Here at the WP, we’re always excited to welcome new instructors to the fold. This summer, we’re pleased to announce that novelist and screenwriter, Lindsay Maracotta, will be joining our roster of esteemed instructors. Lindsay will be teaching Writing the Popular Novel this summer. She has published 11 books, including the novels The Producer’s Daughter (Crooked Lane Books, 2015) and The Dead Hollywood Moms Society, which was adapted into a Hallmark Channel movie. Her books have been translated into 17 languages, and include bestsellers in both hardcover and mass market paperback.
Read our fun interview below to learn more about Lindsay and her upcoming summer course.
Writers’ Program: Tell us three random, or unique facts about yourself.
Lindsay Maracotta: Fresh out of college, I worked as an assistant to John Lennon and Yoko Ono, and my naked legs make a guest appearance in a short film they made called Up Your Legs Forever.
I own a minor stake in a Napa Valley winery, so you can ask me anything about pinot noir.
I reread books I love, dozens of times. These include some of the usual suspects: The Great Gatsby; Wuthering Heights, plus books whose heroines I particularly identify with: Mildred Lathbury in Excellent Women; Rachel Samstat in Heartburn, Emma Woodhouse in…well, Emma. But also books that really make me laugh. For instance, P.G. Wodehouse’s Jeeves and Bertie novels – I practically know them by heart!
WP: What’s your typical day as a writer like? Do you have any writing-related rituals or quirks?
LM: Typical writing day: Stagger out of bed. Drink two mugs of murky coffee while reading the NY Times and LA Times until it just seems like egregious procrastination. Steer myself into office. Turn off phone ringer. Stare out the window at palm tree until brain snaps on. Write anywhere from thirty minutes (bad day) to about four hours (if things are really clicking.) Grab some lunch, turn phone back on, check messages, respond to emails. Then maybe go back to work, usually to do some revision, though I’m more likely to just goof off for the rest of the afternoon.
WP: You’ve written several suspense novels such as The Producer’s Daughter and the three books in your Dead is the New Fabulous series. What drew you to this particular genre? What do you love about it?
LM: Love the puzzle-solving aspect of suspense. Also love that you can be particularly inventive with characters in this genre. I’m also drawn to it because I’m inclined to write satire, and that can be hard to sell — but throw in a body or two (or more) and an appealing sleuth as a main character, and you’re more likely to find a large readership. My Dead is the New Fabulous series (published originally as The Dead Hollywood Moms Society) worked exactly that way: I was able to write a laugh-out-loud comic novel skewering the rich and over-privileged of L.A. by having my heroine also solve juicy murders.

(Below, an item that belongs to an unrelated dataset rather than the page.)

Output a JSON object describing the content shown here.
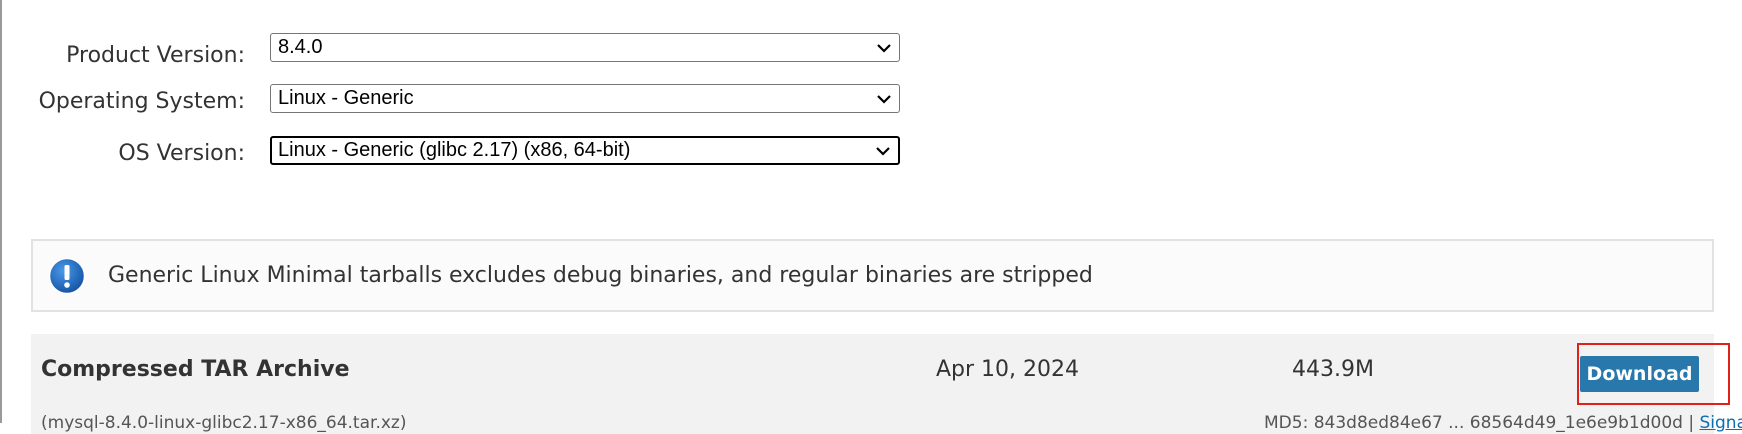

WP: I’m sure there are things you wish someone had told you about the publishing industry before you got started. What counsel would you give to writers who are just starting out on their journey?
LM: I think publishers have become more and more concerned with how a book can be marketed before they purchase it. A new writer may get an advantage if his or her book has an obvious “niche”: a subject that can be targeted to a specific group – for example, to avid knitters, or rose gardeners or cross-country skiing enthusiasts – and could then be promoted through those groups’ blogs and other social networking sites. Even a small built-in audience can give a book a real head start.

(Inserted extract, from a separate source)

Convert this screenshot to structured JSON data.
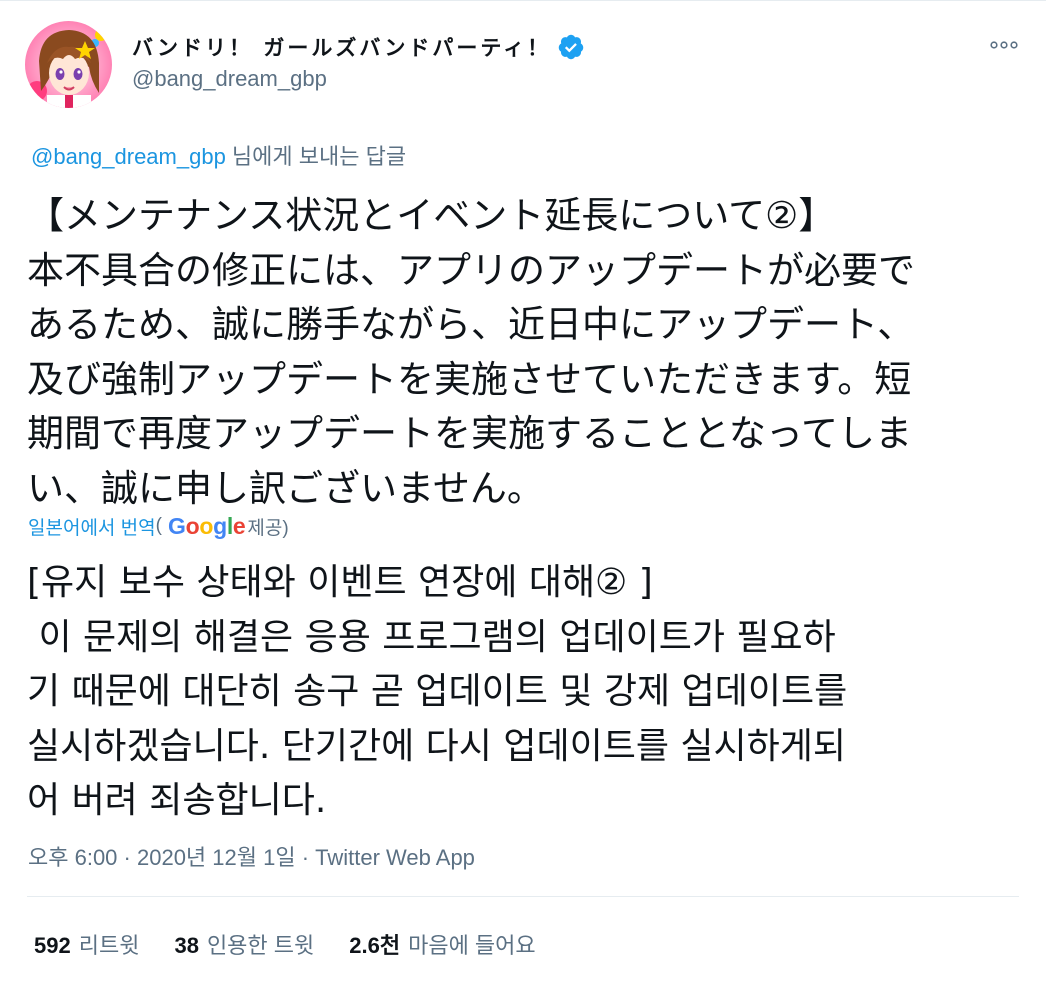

WP: What is the one book you would recommend for anyone who is interested in writing suspense novels?
LM: Only one? Well, I guess I’d suggest they choose a recent bestseller that’s also particularly well-written. At the moment, I’d recommend “Girl On A Train,” which exemplifies the currently popular genre of dark psychological suspense. Alternatively, I’d tell them to check out the latest book of one of the proven masters of suspense series – John Grisham, Janet Evanovich, Michael Connelly, Sue Grafton — and compare it with one of the earlier books.
WP: This spring, you’ll be teaching Writing the Popular Novel. What would you like potential students to know about this course? What are you most excited about with regard to teaching this course?

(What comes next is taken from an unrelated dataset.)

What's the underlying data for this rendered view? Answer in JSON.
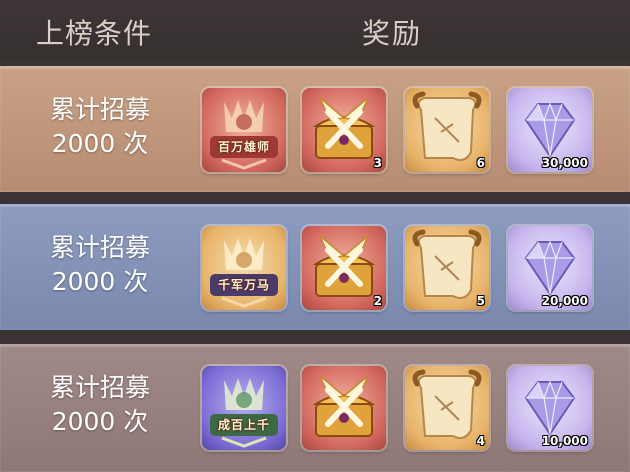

LM: I’d like them to know that my aim will be to give each student the best possible start to completing that novel they’re itching to write, and in as supportive an atmosphere as possible. What excites me about the prospect of teaching? I suspect that it will be a two-way street – I’m betting that I’ll be recharged and inspired in my own work by the experience.
Interested in learning how to write a popular novel? Mark your calendars for Lindsay’s summer course! Summer enrollment begins on Monday, April 25th.
Nutschell Windsor is the Program Representative for Creative Writing (online) and Events. Contact her at (310) 794-1846 or email@example.com.